[Exercise instructions]: Repeat the data in full and exactly. Leave the pictures out.

[The records]:

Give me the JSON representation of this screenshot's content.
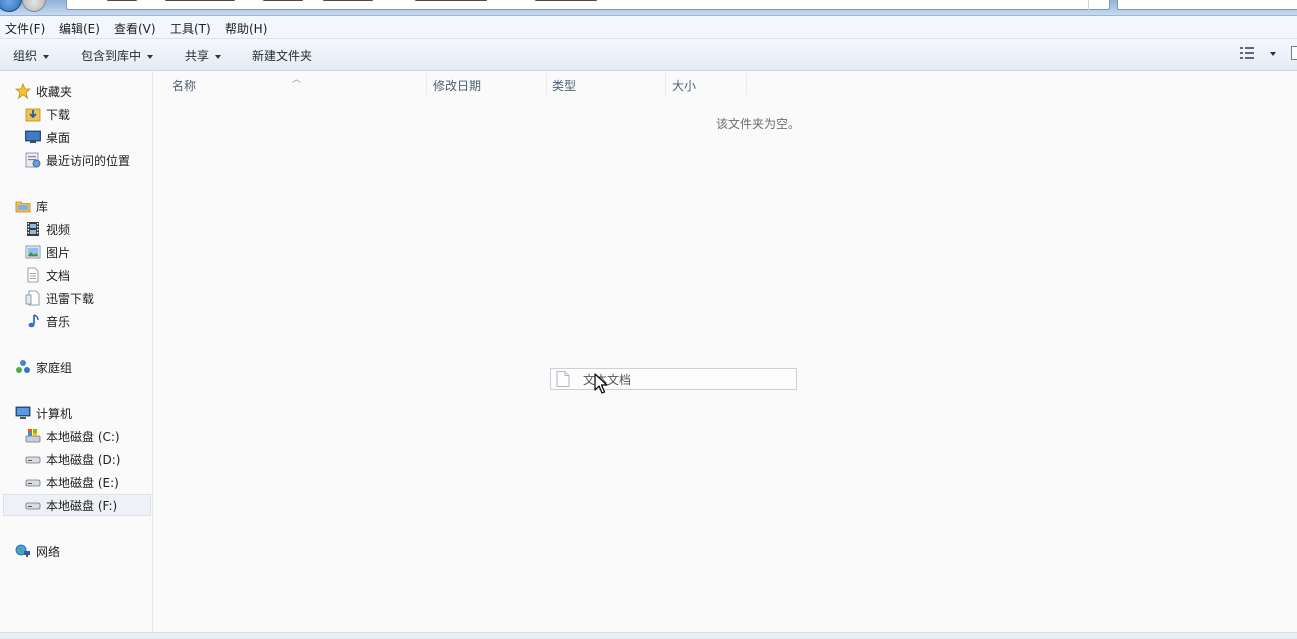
{
  "menubar": {
    "file": "文件(F)",
    "edit": "编辑(E)",
    "view": "查看(V)",
    "tools": "工具(T)",
    "help": "帮助(H)"
  },
  "toolbar": {
    "organize": "组织",
    "include_in_library": "包含到库中",
    "share": "共享",
    "new_folder": "新建文件夹"
  },
  "sidebar": {
    "favorites": {
      "label": "收藏夹",
      "items": [
        {
          "label": "下载",
          "icon": "downloads-icon"
        },
        {
          "label": "桌面",
          "icon": "desktop-icon"
        },
        {
          "label": "最近访问的位置",
          "icon": "recent-places-icon"
        }
      ]
    },
    "libraries": {
      "label": "库",
      "items": [
        {
          "label": "视频",
          "icon": "video-icon"
        },
        {
          "label": "图片",
          "icon": "pictures-icon"
        },
        {
          "label": "文档",
          "icon": "documents-icon"
        },
        {
          "label": "迅雷下载",
          "icon": "xunlei-download-icon"
        },
        {
          "label": "音乐",
          "icon": "music-icon"
        }
      ]
    },
    "homegroup": {
      "label": "家庭组"
    },
    "computer": {
      "label": "计算机",
      "drives": [
        {
          "label": "本地磁盘 (C:)",
          "icon": "system-drive-icon"
        },
        {
          "label": "本地磁盘 (D:)",
          "icon": "drive-icon"
        },
        {
          "label": "本地磁盘 (E:)",
          "icon": "drive-icon"
        },
        {
          "label": "本地磁盘 (F:)",
          "icon": "drive-icon",
          "selected": true
        }
      ]
    },
    "network": {
      "label": "网络"
    }
  },
  "columns": {
    "name": "名称",
    "date_modified": "修改日期",
    "type": "类型",
    "size": "大小"
  },
  "content": {
    "empty_message": "该文件夹为空。",
    "drag_item_label": "文本文档"
  },
  "colors": {
    "accent": "#1e5fae",
    "folder_yellow": "#f2c24f",
    "header_text": "#4c607a"
  }
}
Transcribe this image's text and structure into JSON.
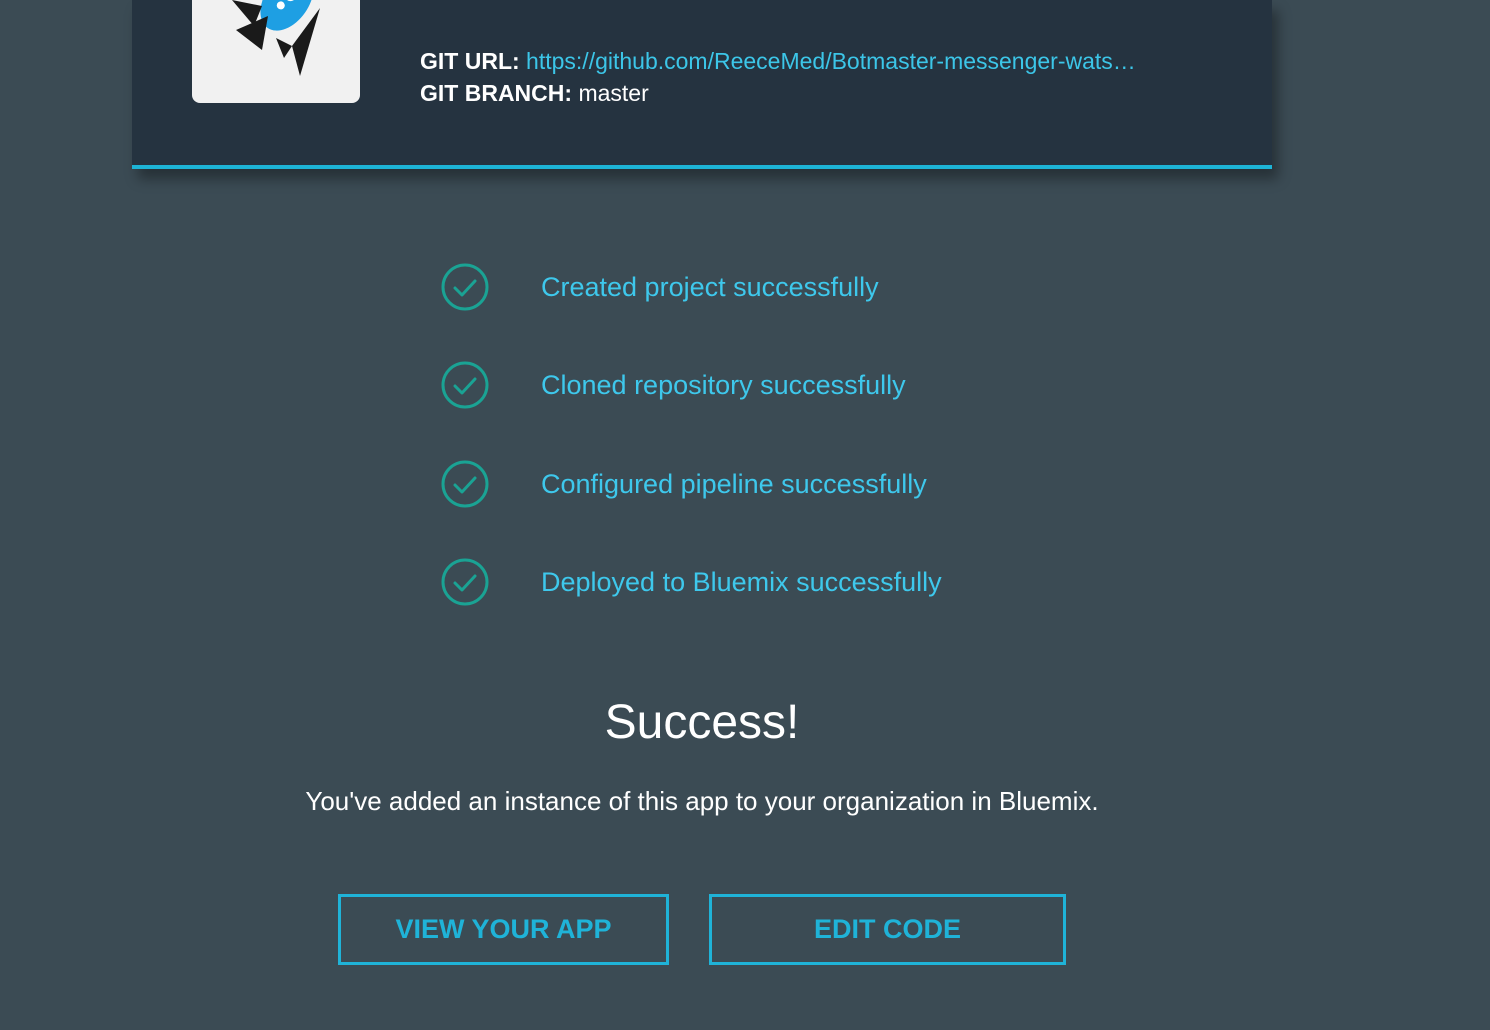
{
  "header": {
    "git_url_label": "GIT URL:",
    "git_url_value": "https://github.com/ReeceMed/Botmaster-messenger-wats…",
    "git_branch_label": "GIT BRANCH:",
    "git_branch_value": "master",
    "logo_icon": "rocket-icon"
  },
  "steps": [
    {
      "label": "Created project successfully",
      "icon": "check-circle-icon"
    },
    {
      "label": "Cloned repository successfully",
      "icon": "check-circle-icon"
    },
    {
      "label": "Configured pipeline successfully",
      "icon": "check-circle-icon"
    },
    {
      "label": "Deployed to Bluemix successfully",
      "icon": "check-circle-icon"
    }
  ],
  "result": {
    "title": "Success!",
    "description": "You've added an instance of this app to your organization in Bluemix."
  },
  "actions": {
    "view_app_label": "VIEW YOUR APP",
    "edit_code_label": "EDIT CODE"
  },
  "colors": {
    "background": "#3b4b54",
    "header_background": "#253340",
    "accent": "#1db4d6",
    "link": "#3cc6e8",
    "check": "#1aa394"
  }
}
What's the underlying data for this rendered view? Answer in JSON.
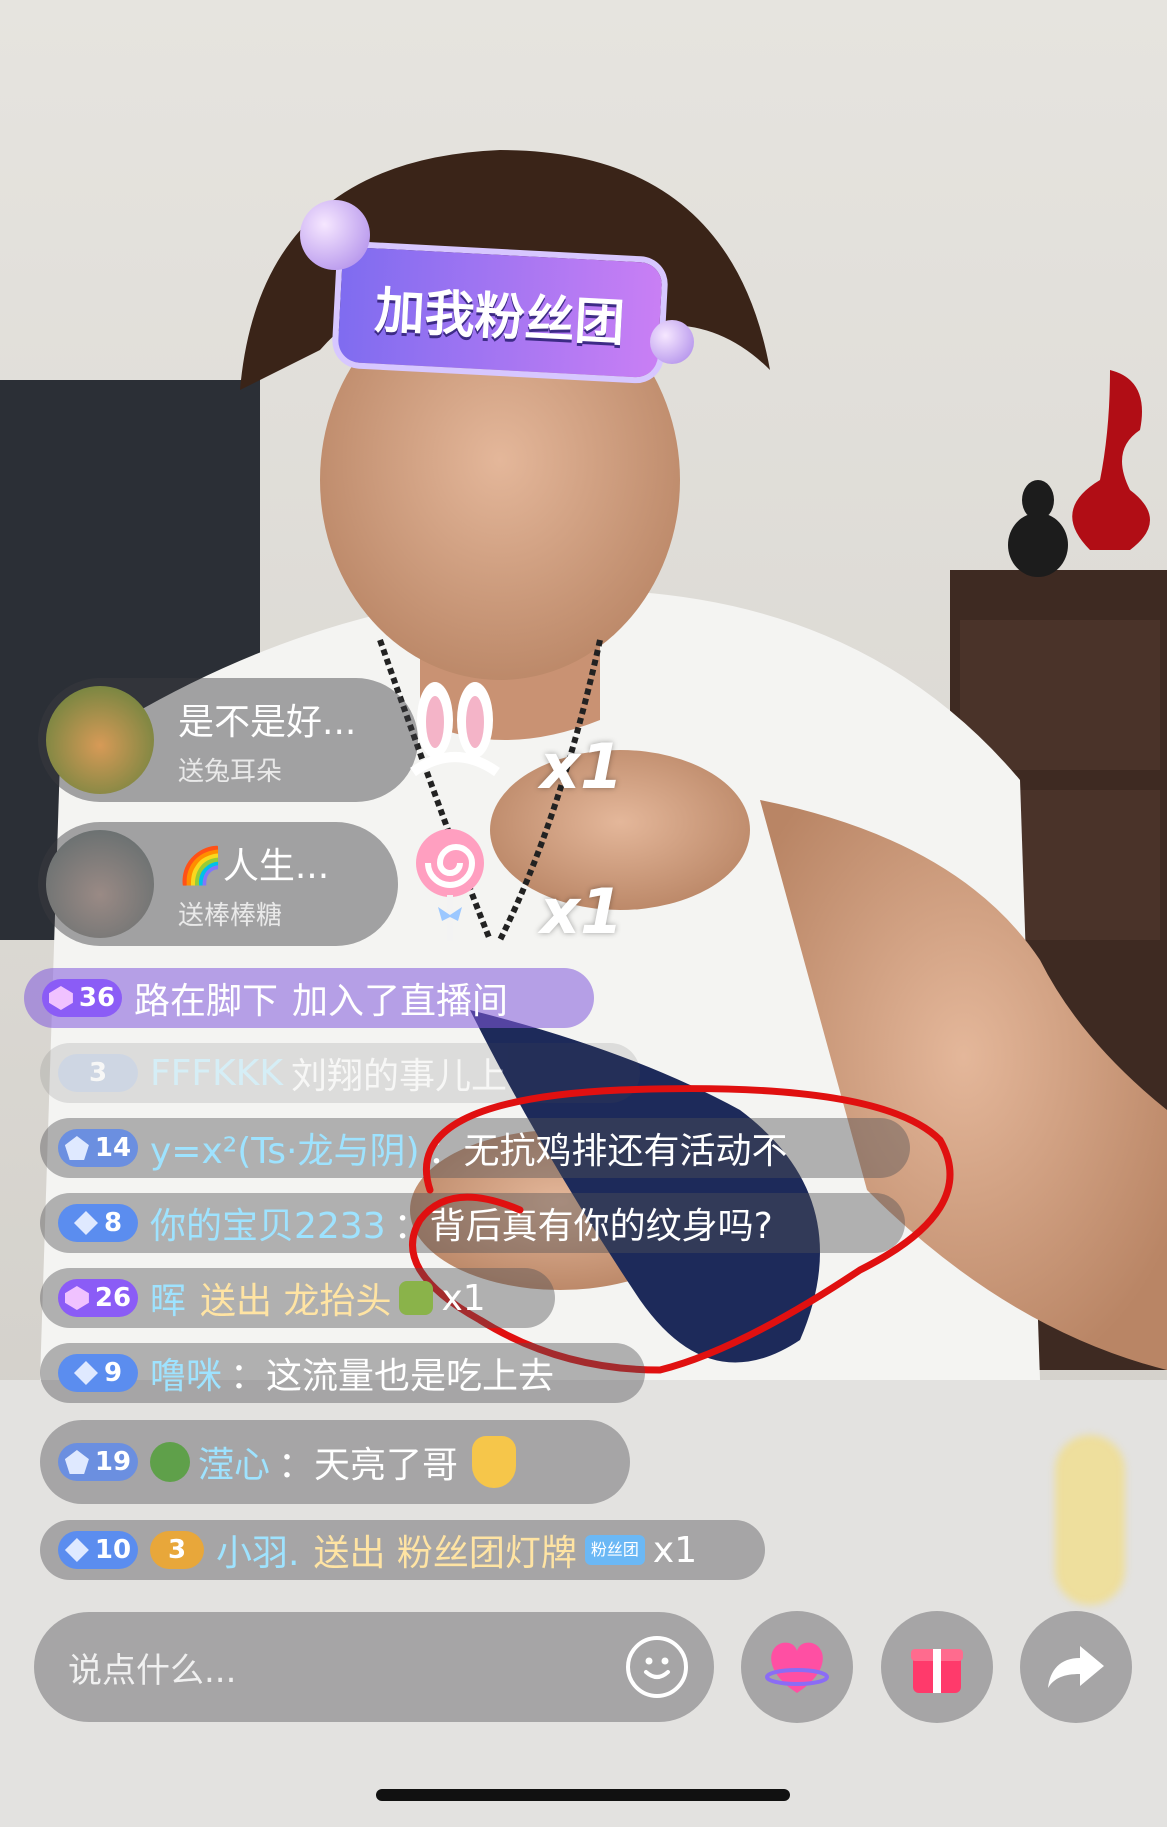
{
  "banner": {
    "text": "加我粉丝团"
  },
  "gifts": [
    {
      "user": "是不是好...",
      "action": "送兔耳朵",
      "count": "x1"
    },
    {
      "user": "🌈人生...",
      "action": "送棒棒糖",
      "count": "x1"
    }
  ],
  "join_message": {
    "level": "36",
    "user": "路在脚下",
    "text": "加入了直播间"
  },
  "faded_message": {
    "level": "3",
    "user": "FFFKKK",
    "text": "刘翔的事儿上"
  },
  "comments": [
    {
      "level": "14",
      "user": "y=x²(Ts·龙与阴)",
      "sep": "：",
      "text": "无抗鸡排还有活动不"
    },
    {
      "level": "8",
      "user": "你的宝贝2233",
      "sep": "：",
      "text": "背后真有你的纹身吗?"
    }
  ],
  "gift_message": {
    "level": "26",
    "user": "晖",
    "text": "送出 龙抬头",
    "count": "x1"
  },
  "comment3": {
    "level": "9",
    "user": "噜咪",
    "sep": "：",
    "text": "这流量也是吃上去"
  },
  "comment4": {
    "level": "19",
    "user": "滢心",
    "sep": "：",
    "text": "天亮了哥"
  },
  "fan_message": {
    "level": "10",
    "badge": "3",
    "user": "小羽.",
    "text": "送出 粉丝团灯牌",
    "badge_text": "粉丝团",
    "count": "x1"
  },
  "input": {
    "placeholder": "说点什么..."
  },
  "colors": {
    "purple_badge": "#8b5cf6",
    "blue_badge": "#5b8def",
    "annotation_red": "#e01010"
  }
}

[Solution to this problem]:
Give me the JSON representation of this screenshot's content.
{
  "menubar": {
    "file": "文件(F)",
    "edit": "编辑(E)",
    "view": "查看(V)",
    "tools": "工具(T)",
    "help": "帮助(H)"
  },
  "toolbar": {
    "organize": "组织",
    "include_in_library": "包含到库中",
    "share": "共享",
    "new_folder": "新建文件夹"
  },
  "sidebar": {
    "favorites": {
      "label": "收藏夹",
      "items": [
        {
          "label": "下载",
          "icon": "downloads-icon"
        },
        {
          "label": "桌面",
          "icon": "desktop-icon"
        },
        {
          "label": "最近访问的位置",
          "icon": "recent-places-icon"
        }
      ]
    },
    "libraries": {
      "label": "库",
      "items": [
        {
          "label": "视频",
          "icon": "video-icon"
        },
        {
          "label": "图片",
          "icon": "pictures-icon"
        },
        {
          "label": "文档",
          "icon": "documents-icon"
        },
        {
          "label": "迅雷下载",
          "icon": "xunlei-download-icon"
        },
        {
          "label": "音乐",
          "icon": "music-icon"
        }
      ]
    },
    "homegroup": {
      "label": "家庭组"
    },
    "computer": {
      "label": "计算机",
      "drives": [
        {
          "label": "本地磁盘 (C:)",
          "icon": "system-drive-icon"
        },
        {
          "label": "本地磁盘 (D:)",
          "icon": "drive-icon"
        },
        {
          "label": "本地磁盘 (E:)",
          "icon": "drive-icon"
        },
        {
          "label": "本地磁盘 (F:)",
          "icon": "drive-icon",
          "selected": true
        }
      ]
    },
    "network": {
      "label": "网络"
    }
  },
  "columns": {
    "name": "名称",
    "date_modified": "修改日期",
    "type": "类型",
    "size": "大小"
  },
  "content": {
    "empty_message": "该文件夹为空。",
    "drag_item_label": "文本文档"
  },
  "colors": {
    "accent": "#1e5fae",
    "folder_yellow": "#f2c24f",
    "header_text": "#4c607a"
  }
}
Transcribe this image's text and structure into JSON.
{
  "header": {
    "git_url_label": "GIT URL:",
    "git_url_value": "https://github.com/ReeceMed/Botmaster-messenger-wats…",
    "git_branch_label": "GIT BRANCH:",
    "git_branch_value": "master",
    "logo_icon": "rocket-icon"
  },
  "steps": [
    {
      "label": "Created project successfully",
      "icon": "check-circle-icon"
    },
    {
      "label": "Cloned repository successfully",
      "icon": "check-circle-icon"
    },
    {
      "label": "Configured pipeline successfully",
      "icon": "check-circle-icon"
    },
    {
      "label": "Deployed to Bluemix successfully",
      "icon": "check-circle-icon"
    }
  ],
  "result": {
    "title": "Success!",
    "description": "You've added an instance of this app to your organization in Bluemix."
  },
  "actions": {
    "view_app_label": "VIEW YOUR APP",
    "edit_code_label": "EDIT CODE"
  },
  "colors": {
    "background": "#3b4b54",
    "header_background": "#253340",
    "accent": "#1db4d6",
    "link": "#3cc6e8",
    "check": "#1aa394"
  }
}
What's the underlying data for this rendered view? Answer in JSON.
{
  "banner": {
    "text": "加我粉丝团"
  },
  "gifts": [
    {
      "user": "是不是好...",
      "action": "送兔耳朵",
      "count": "x1"
    },
    {
      "user": "🌈人生...",
      "action": "送棒棒糖",
      "count": "x1"
    }
  ],
  "join_message": {
    "level": "36",
    "user": "路在脚下",
    "text": "加入了直播间"
  },
  "faded_message": {
    "level": "3",
    "user": "FFFKKK",
    "text": "刘翔的事儿上"
  },
  "comments": [
    {
      "level": "14",
      "user": "y=x²(Ts·龙与阴)",
      "sep": "：",
      "text": "无抗鸡排还有活动不"
    },
    {
      "level": "8",
      "user": "你的宝贝2233",
      "sep": "：",
      "text": "背后真有你的纹身吗?"
    }
  ],
  "gift_message": {
    "level": "26",
    "user": "晖",
    "text": "送出 龙抬头",
    "count": "x1"
  },
  "comment3": {
    "level": "9",
    "user": "噜咪",
    "sep": "：",
    "text": "这流量也是吃上去"
  },
  "comment4": {
    "level": "19",
    "user": "滢心",
    "sep": "：",
    "text": "天亮了哥"
  },
  "fan_message": {
    "level": "10",
    "badge": "3",
    "user": "小羽.",
    "text": "送出 粉丝团灯牌",
    "badge_text": "粉丝团",
    "count": "x1"
  },
  "input": {
    "placeholder": "说点什么..."
  },
  "colors": {
    "purple_badge": "#8b5cf6",
    "blue_badge": "#5b8def",
    "annotation_red": "#e01010"
  }
}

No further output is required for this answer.